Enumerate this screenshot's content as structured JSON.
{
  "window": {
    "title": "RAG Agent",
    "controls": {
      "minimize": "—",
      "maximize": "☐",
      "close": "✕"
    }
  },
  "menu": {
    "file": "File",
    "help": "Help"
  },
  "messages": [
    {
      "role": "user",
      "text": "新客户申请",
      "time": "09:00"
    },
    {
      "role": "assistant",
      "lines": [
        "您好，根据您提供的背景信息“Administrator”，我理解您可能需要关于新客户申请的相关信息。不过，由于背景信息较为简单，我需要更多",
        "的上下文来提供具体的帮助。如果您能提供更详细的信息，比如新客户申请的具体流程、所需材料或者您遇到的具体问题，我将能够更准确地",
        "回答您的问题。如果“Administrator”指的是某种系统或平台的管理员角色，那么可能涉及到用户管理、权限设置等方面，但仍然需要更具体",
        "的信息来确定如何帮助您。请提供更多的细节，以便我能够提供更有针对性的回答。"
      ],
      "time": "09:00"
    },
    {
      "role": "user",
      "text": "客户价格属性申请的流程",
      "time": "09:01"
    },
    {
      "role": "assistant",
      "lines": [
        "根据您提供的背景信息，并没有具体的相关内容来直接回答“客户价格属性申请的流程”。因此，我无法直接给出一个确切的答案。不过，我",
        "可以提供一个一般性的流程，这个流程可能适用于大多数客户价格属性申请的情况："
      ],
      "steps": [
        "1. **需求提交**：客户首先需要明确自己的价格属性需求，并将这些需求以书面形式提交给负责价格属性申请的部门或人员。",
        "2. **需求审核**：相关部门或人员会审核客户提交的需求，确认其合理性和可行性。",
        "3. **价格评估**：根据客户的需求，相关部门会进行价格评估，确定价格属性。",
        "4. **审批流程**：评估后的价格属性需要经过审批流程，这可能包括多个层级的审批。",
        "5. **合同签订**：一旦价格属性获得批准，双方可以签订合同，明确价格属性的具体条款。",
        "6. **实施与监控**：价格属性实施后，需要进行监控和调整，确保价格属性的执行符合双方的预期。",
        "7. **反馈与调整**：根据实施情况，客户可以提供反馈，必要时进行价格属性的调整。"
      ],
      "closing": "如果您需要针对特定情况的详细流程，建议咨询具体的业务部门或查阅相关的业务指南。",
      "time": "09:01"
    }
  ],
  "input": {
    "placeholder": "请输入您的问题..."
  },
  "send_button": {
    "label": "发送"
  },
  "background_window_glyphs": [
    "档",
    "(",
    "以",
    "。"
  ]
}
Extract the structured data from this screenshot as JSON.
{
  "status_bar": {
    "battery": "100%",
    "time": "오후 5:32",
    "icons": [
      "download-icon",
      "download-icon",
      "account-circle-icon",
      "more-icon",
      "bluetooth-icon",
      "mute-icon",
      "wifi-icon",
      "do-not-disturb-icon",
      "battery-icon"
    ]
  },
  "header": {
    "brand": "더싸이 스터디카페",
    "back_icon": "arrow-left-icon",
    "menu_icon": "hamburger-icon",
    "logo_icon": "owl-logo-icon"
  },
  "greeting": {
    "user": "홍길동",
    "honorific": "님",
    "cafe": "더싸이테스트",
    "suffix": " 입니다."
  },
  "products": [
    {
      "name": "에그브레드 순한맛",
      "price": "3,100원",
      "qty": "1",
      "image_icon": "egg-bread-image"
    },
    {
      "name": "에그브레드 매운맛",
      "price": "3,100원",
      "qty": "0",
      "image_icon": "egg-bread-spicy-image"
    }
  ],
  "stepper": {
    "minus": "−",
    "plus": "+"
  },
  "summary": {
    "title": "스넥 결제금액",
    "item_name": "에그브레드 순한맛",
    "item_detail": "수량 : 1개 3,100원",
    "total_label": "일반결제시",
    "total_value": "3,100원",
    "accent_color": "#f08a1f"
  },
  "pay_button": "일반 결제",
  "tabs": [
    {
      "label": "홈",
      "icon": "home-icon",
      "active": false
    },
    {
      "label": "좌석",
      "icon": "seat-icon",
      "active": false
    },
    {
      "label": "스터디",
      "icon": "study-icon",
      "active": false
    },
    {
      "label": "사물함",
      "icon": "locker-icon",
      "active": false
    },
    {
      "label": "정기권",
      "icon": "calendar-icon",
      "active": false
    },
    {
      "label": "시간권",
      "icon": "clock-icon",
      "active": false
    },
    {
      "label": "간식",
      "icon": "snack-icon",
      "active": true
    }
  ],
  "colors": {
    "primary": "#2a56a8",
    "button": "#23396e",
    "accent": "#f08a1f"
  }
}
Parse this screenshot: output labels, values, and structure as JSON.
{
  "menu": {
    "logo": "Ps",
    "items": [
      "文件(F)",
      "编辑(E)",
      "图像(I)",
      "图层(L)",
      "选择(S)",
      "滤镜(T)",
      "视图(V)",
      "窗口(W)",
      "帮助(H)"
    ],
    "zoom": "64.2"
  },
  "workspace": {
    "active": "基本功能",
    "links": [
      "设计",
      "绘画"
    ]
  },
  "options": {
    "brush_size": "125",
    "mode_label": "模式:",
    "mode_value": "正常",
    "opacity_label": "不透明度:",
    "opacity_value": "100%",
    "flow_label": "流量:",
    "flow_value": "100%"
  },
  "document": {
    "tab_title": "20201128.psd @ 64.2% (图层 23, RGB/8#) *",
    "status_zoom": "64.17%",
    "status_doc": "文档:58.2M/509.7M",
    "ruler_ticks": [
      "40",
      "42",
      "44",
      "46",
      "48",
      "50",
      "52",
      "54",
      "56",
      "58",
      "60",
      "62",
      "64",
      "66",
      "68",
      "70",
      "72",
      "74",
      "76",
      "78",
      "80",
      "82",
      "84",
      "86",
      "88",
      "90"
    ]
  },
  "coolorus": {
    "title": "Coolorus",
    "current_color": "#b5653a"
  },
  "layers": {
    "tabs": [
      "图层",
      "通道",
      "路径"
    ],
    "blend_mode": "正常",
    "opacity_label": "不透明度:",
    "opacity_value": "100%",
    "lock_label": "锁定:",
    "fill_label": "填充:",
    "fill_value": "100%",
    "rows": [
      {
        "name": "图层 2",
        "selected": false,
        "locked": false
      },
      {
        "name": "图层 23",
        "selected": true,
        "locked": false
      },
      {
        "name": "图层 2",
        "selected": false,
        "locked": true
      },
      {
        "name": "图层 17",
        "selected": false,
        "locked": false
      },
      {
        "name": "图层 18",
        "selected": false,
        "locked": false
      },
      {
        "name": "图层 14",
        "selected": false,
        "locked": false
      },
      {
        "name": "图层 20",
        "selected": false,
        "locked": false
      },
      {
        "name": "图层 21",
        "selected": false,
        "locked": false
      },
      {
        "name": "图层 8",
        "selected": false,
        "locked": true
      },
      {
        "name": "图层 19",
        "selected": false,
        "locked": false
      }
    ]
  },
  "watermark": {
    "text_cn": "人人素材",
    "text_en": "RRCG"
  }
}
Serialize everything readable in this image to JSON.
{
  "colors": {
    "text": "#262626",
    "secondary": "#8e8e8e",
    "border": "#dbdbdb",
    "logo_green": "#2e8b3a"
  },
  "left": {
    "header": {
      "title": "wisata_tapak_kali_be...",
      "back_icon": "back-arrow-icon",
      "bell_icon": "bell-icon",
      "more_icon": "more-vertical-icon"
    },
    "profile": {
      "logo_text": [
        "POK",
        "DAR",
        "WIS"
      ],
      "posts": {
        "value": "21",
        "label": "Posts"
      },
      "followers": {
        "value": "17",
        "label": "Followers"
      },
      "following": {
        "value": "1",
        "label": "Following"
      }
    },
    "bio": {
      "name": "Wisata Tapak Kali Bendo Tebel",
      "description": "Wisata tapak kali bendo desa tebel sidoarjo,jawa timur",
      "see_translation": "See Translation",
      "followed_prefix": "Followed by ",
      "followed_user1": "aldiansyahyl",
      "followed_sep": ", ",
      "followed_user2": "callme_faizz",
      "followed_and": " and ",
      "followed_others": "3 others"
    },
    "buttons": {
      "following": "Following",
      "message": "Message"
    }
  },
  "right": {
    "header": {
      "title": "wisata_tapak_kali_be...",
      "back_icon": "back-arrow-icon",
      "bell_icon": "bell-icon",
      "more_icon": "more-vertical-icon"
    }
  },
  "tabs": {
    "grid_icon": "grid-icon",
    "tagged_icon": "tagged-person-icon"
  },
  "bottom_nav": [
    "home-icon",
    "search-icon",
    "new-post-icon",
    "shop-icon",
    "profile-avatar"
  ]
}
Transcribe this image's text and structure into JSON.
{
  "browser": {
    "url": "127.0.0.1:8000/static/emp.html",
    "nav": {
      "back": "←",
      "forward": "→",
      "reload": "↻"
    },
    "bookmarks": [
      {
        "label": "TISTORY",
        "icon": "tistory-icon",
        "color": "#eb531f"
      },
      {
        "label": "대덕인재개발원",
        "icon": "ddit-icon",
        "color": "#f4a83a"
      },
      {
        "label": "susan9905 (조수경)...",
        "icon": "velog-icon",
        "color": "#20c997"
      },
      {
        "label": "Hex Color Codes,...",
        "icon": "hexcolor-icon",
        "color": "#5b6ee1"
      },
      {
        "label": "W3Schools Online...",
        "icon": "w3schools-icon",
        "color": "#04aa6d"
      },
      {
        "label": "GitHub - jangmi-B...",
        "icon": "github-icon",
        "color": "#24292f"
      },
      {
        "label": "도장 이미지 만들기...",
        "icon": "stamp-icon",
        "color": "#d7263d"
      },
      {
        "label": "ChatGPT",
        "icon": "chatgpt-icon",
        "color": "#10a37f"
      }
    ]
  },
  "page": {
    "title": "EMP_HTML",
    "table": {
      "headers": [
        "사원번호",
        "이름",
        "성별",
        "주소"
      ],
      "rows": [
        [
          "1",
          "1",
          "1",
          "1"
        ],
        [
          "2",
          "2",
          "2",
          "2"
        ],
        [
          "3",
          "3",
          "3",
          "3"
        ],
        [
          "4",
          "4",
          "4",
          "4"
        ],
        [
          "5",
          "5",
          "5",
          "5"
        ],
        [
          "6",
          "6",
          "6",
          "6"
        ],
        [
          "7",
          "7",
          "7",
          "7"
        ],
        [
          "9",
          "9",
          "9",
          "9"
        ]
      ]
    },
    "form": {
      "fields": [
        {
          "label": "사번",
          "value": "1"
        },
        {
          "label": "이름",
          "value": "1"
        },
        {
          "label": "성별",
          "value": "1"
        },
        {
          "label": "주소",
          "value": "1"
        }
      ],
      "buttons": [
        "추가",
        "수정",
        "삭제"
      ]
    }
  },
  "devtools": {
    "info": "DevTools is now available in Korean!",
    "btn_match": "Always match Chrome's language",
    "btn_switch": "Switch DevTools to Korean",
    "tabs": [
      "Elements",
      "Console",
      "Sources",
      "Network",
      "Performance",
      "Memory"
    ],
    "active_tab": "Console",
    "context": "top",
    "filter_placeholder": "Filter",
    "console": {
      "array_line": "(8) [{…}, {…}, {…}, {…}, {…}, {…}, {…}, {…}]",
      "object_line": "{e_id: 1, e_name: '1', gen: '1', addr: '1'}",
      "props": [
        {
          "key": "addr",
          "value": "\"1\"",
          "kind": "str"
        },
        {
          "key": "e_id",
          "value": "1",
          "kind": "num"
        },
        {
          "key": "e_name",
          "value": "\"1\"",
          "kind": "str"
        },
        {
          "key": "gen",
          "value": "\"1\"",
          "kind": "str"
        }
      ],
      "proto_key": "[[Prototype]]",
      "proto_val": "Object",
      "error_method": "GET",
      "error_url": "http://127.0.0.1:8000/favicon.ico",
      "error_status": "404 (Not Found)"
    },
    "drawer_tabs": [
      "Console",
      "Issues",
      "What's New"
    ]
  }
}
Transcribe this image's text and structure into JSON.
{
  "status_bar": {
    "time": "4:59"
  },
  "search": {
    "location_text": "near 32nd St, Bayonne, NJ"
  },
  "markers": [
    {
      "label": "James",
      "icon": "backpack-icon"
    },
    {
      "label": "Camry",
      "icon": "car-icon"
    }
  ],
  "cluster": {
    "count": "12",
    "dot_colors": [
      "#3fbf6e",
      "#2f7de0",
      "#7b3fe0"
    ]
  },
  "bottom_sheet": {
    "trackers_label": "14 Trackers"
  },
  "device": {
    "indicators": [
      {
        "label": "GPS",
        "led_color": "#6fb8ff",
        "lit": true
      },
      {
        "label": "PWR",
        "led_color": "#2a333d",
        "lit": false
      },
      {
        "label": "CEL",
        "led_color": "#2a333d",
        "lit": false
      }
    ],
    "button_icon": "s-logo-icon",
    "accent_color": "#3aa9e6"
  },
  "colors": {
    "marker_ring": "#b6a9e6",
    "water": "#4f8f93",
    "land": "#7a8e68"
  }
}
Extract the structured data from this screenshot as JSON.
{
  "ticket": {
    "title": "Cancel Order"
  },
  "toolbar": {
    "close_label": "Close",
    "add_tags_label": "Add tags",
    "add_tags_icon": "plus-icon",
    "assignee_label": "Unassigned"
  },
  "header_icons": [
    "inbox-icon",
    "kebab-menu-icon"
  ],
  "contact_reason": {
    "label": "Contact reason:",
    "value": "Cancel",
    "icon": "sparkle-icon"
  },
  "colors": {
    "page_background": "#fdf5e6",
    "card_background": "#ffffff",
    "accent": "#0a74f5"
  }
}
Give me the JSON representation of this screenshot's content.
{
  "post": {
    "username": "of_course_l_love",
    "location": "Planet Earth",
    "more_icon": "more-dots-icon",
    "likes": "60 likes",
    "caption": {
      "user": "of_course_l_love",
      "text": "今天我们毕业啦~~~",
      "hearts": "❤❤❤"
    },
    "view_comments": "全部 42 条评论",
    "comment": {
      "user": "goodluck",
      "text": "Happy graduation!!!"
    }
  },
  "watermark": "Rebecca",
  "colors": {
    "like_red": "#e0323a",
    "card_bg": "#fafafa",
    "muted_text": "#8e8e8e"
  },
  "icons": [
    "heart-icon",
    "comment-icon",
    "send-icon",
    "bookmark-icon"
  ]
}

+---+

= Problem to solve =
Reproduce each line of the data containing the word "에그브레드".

= Task answer =
      "name": "에그브레드 순한맛",
      "name": "에그브레드 매운맛",
    "item_name": "에그브레드 순한맛",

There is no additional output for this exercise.